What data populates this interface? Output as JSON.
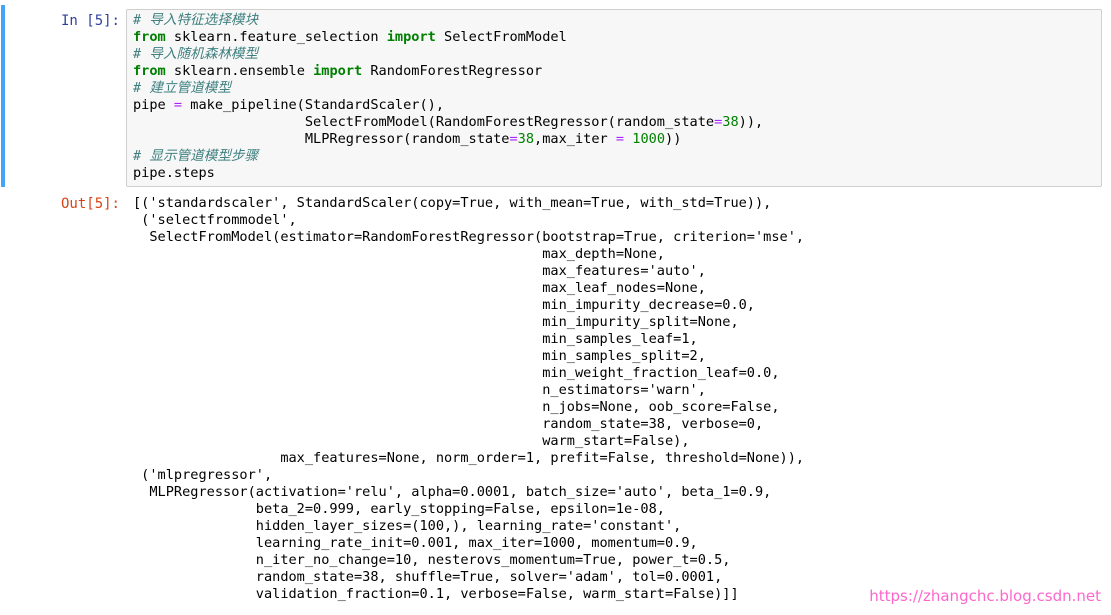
{
  "input_cell": {
    "prompt": "In [5]:",
    "code_lines": [
      [
        {
          "t": "# 导入特征选择模块",
          "c": "cm"
        }
      ],
      [
        {
          "t": "from",
          "c": "kw"
        },
        {
          "t": " sklearn.feature_selection "
        },
        {
          "t": "import",
          "c": "kw"
        },
        {
          "t": " SelectFromModel"
        }
      ],
      [
        {
          "t": "# 导入随机森林模型",
          "c": "cm"
        }
      ],
      [
        {
          "t": "from",
          "c": "kw"
        },
        {
          "t": " sklearn.ensemble "
        },
        {
          "t": "import",
          "c": "kw"
        },
        {
          "t": " RandomForestRegressor"
        }
      ],
      [
        {
          "t": "# 建立管道模型",
          "c": "cm"
        }
      ],
      [
        {
          "t": "pipe "
        },
        {
          "t": "=",
          "c": "op"
        },
        {
          "t": " make_pipeline(StandardScaler(),"
        }
      ],
      [
        {
          "t": "                     SelectFromModel(RandomForestRegressor(random_state"
        },
        {
          "t": "=",
          "c": "op"
        },
        {
          "t": "38",
          "c": "num"
        },
        {
          "t": ")),"
        }
      ],
      [
        {
          "t": "                     MLPRegressor(random_state"
        },
        {
          "t": "=",
          "c": "op"
        },
        {
          "t": "38",
          "c": "num"
        },
        {
          "t": ",max_iter "
        },
        {
          "t": "=",
          "c": "op"
        },
        {
          "t": " "
        },
        {
          "t": "1000",
          "c": "num"
        },
        {
          "t": "))"
        }
      ],
      [
        {
          "t": "# 显示管道模型步骤",
          "c": "cm"
        }
      ],
      [
        {
          "t": "pipe.steps"
        }
      ]
    ]
  },
  "output_cell": {
    "prompt": "Out[5]:",
    "lines": [
      "[('standardscaler', StandardScaler(copy=True, with_mean=True, with_std=True)),",
      " ('selectfrommodel',",
      "  SelectFromModel(estimator=RandomForestRegressor(bootstrap=True, criterion='mse',",
      "                                                  max_depth=None,",
      "                                                  max_features='auto',",
      "                                                  max_leaf_nodes=None,",
      "                                                  min_impurity_decrease=0.0,",
      "                                                  min_impurity_split=None,",
      "                                                  min_samples_leaf=1,",
      "                                                  min_samples_split=2,",
      "                                                  min_weight_fraction_leaf=0.0,",
      "                                                  n_estimators='warn',",
      "                                                  n_jobs=None, oob_score=False,",
      "                                                  random_state=38, verbose=0,",
      "                                                  warm_start=False),",
      "                  max_features=None, norm_order=1, prefit=False, threshold=None)),",
      " ('mlpregressor',",
      "  MLPRegressor(activation='relu', alpha=0.0001, batch_size='auto', beta_1=0.9,",
      "               beta_2=0.999, early_stopping=False, epsilon=1e-08,",
      "               hidden_layer_sizes=(100,), learning_rate='constant',",
      "               learning_rate_init=0.001, max_iter=1000, momentum=0.9,",
      "               n_iter_no_change=10, nesterovs_momentum=True, power_t=0.5,",
      "               random_state=38, shuffle=True, solver='adam', tol=0.0001,",
      "               validation_fraction=0.1, verbose=False, warm_start=False)]]"
    ]
  },
  "watermark": "https://zhangchc.blog.csdn.net",
  "colors": {
    "in_prompt": "#303F9F",
    "out_prompt": "#D84315",
    "selected_bar": "#42A5F5",
    "comment": "#408080",
    "keyword": "#008000",
    "operator": "#AA22FF",
    "watermark": "#FF66CC"
  }
}
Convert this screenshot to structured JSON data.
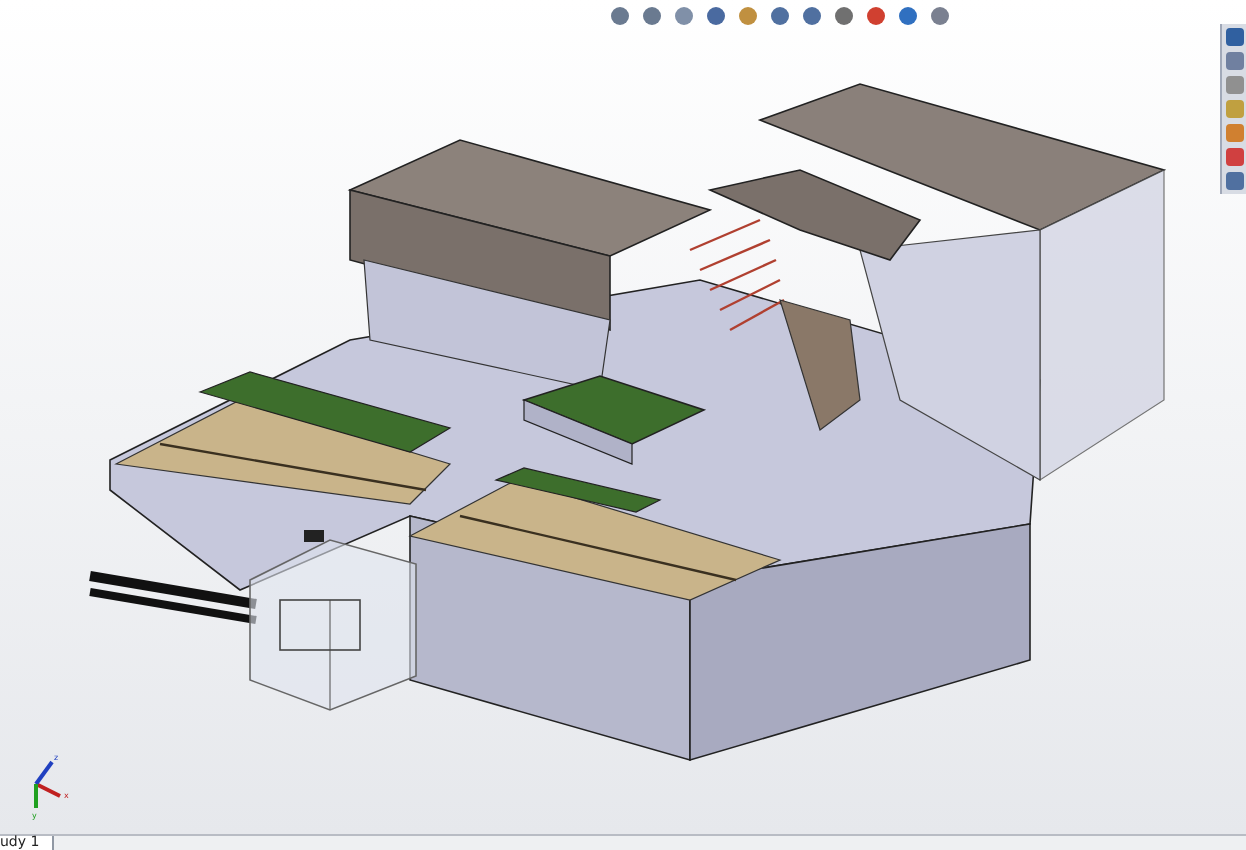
{
  "viewport": {
    "triad": {
      "x": "x",
      "y": "y",
      "z": "z"
    }
  },
  "bottom_tabs": [
    {
      "label": "udy 1",
      "selected": true
    }
  ]
}
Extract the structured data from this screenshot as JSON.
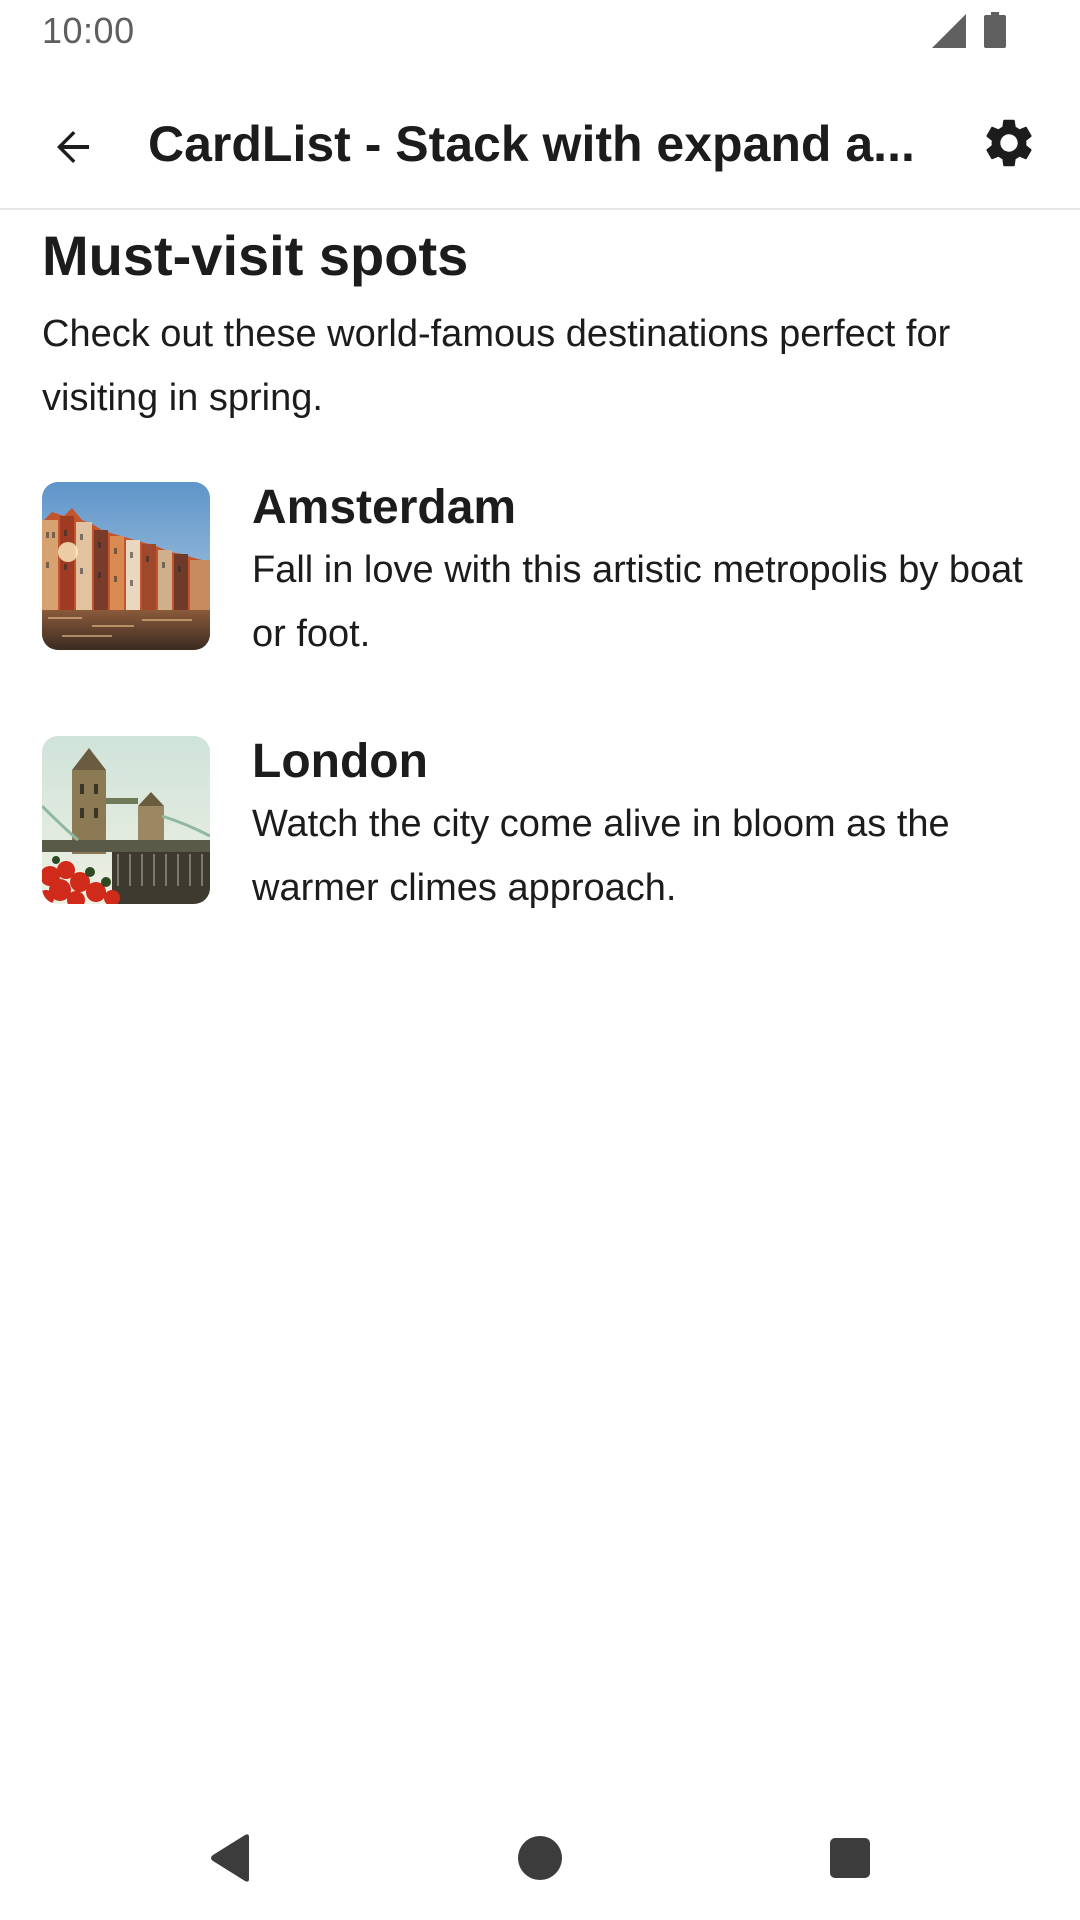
{
  "status_bar": {
    "time": "10:00"
  },
  "app_bar": {
    "title": "CardList - Stack with expand a..."
  },
  "section": {
    "title": "Must-visit spots",
    "description": "Check out these world-famous destinations perfect for visiting in spring."
  },
  "cards": [
    {
      "title": "Amsterdam",
      "description": "Fall in love with this artistic metropolis by boat or foot."
    },
    {
      "title": "London",
      "description": "Watch the city come alive in bloom as the warmer climes approach."
    }
  ],
  "icons": {
    "back": "arrow-back-icon",
    "settings": "gear-icon",
    "signal": "cell-signal-icon",
    "battery": "battery-icon",
    "nav_back": "triangle-back-icon",
    "nav_home": "circle-home-icon",
    "nav_recents": "square-recents-icon"
  },
  "colors": {
    "text": "#1c1c1c",
    "status_text": "#5f5f5f",
    "divider": "#e6e6e6",
    "nav_icons": "#3c3c3c"
  }
}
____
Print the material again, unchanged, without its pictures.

What data populates this interface? Output as JSON.
{
  "input_cell": {
    "prompt": "In [5]:",
    "code_lines": [
      [
        {
          "t": "# 导入特征选择模块",
          "c": "cm"
        }
      ],
      [
        {
          "t": "from",
          "c": "kw"
        },
        {
          "t": " sklearn.feature_selection "
        },
        {
          "t": "import",
          "c": "kw"
        },
        {
          "t": " SelectFromModel"
        }
      ],
      [
        {
          "t": "# 导入随机森林模型",
          "c": "cm"
        }
      ],
      [
        {
          "t": "from",
          "c": "kw"
        },
        {
          "t": " sklearn.ensemble "
        },
        {
          "t": "import",
          "c": "kw"
        },
        {
          "t": " RandomForestRegressor"
        }
      ],
      [
        {
          "t": "# 建立管道模型",
          "c": "cm"
        }
      ],
      [
        {
          "t": "pipe "
        },
        {
          "t": "=",
          "c": "op"
        },
        {
          "t": " make_pipeline(StandardScaler(),"
        }
      ],
      [
        {
          "t": "                     SelectFromModel(RandomForestRegressor(random_state"
        },
        {
          "t": "=",
          "c": "op"
        },
        {
          "t": "38",
          "c": "num"
        },
        {
          "t": ")),"
        }
      ],
      [
        {
          "t": "                     MLPRegressor(random_state"
        },
        {
          "t": "=",
          "c": "op"
        },
        {
          "t": "38",
          "c": "num"
        },
        {
          "t": ",max_iter "
        },
        {
          "t": "=",
          "c": "op"
        },
        {
          "t": " "
        },
        {
          "t": "1000",
          "c": "num"
        },
        {
          "t": "))"
        }
      ],
      [
        {
          "t": "# 显示管道模型步骤",
          "c": "cm"
        }
      ],
      [
        {
          "t": "pipe.steps"
        }
      ]
    ]
  },
  "output_cell": {
    "prompt": "Out[5]:",
    "lines": [
      "[('standardscaler', StandardScaler(copy=True, with_mean=True, with_std=True)),",
      " ('selectfrommodel',",
      "  SelectFromModel(estimator=RandomForestRegressor(bootstrap=True, criterion='mse',",
      "                                                  max_depth=None,",
      "                                                  max_features='auto',",
      "                                                  max_leaf_nodes=None,",
      "                                                  min_impurity_decrease=0.0,",
      "                                                  min_impurity_split=None,",
      "                                                  min_samples_leaf=1,",
      "                                                  min_samples_split=2,",
      "                                                  min_weight_fraction_leaf=0.0,",
      "                                                  n_estimators='warn',",
      "                                                  n_jobs=None, oob_score=False,",
      "                                                  random_state=38, verbose=0,",
      "                                                  warm_start=False),",
      "                  max_features=None, norm_order=1, prefit=False, threshold=None)),",
      " ('mlpregressor',",
      "  MLPRegressor(activation='relu', alpha=0.0001, batch_size='auto', beta_1=0.9,",
      "               beta_2=0.999, early_stopping=False, epsilon=1e-08,",
      "               hidden_layer_sizes=(100,), learning_rate='constant',",
      "               learning_rate_init=0.001, max_iter=1000, momentum=0.9,",
      "               n_iter_no_change=10, nesterovs_momentum=True, power_t=0.5,",
      "               random_state=38, shuffle=True, solver='adam', tol=0.0001,",
      "               validation_fraction=0.1, verbose=False, warm_start=False)]]"
    ]
  },
  "watermark": "https://zhangchc.blog.csdn.net",
  "colors": {
    "in_prompt": "#303F9F",
    "out_prompt": "#D84315",
    "selected_bar": "#42A5F5",
    "comment": "#408080",
    "keyword": "#008000",
    "operator": "#AA22FF",
    "watermark": "#FF66CC"
  }
}
Convert this screenshot to structured JSON data.
{
  "viewport": {
    "triad": {
      "x": "x",
      "y": "y",
      "z": "z"
    }
  },
  "bottom_tabs": [
    {
      "label": "udy 1",
      "selected": true
    }
  ]
}
Extract the structured data from this screenshot as JSON.
{
  "status_bar": {
    "time": "10:00"
  },
  "app_bar": {
    "title": "CardList - Stack with expand a..."
  },
  "section": {
    "title": "Must-visit spots",
    "description": "Check out these world-famous destinations perfect for visiting in spring."
  },
  "cards": [
    {
      "title": "Amsterdam",
      "description": "Fall in love with this artistic metropolis by boat or foot."
    },
    {
      "title": "London",
      "description": "Watch the city come alive in bloom as the warmer climes approach."
    }
  ],
  "icons": {
    "back": "arrow-back-icon",
    "settings": "gear-icon",
    "signal": "cell-signal-icon",
    "battery": "battery-icon",
    "nav_back": "triangle-back-icon",
    "nav_home": "circle-home-icon",
    "nav_recents": "square-recents-icon"
  },
  "colors": {
    "text": "#1c1c1c",
    "status_text": "#5f5f5f",
    "divider": "#e6e6e6",
    "nav_icons": "#3c3c3c"
  }
}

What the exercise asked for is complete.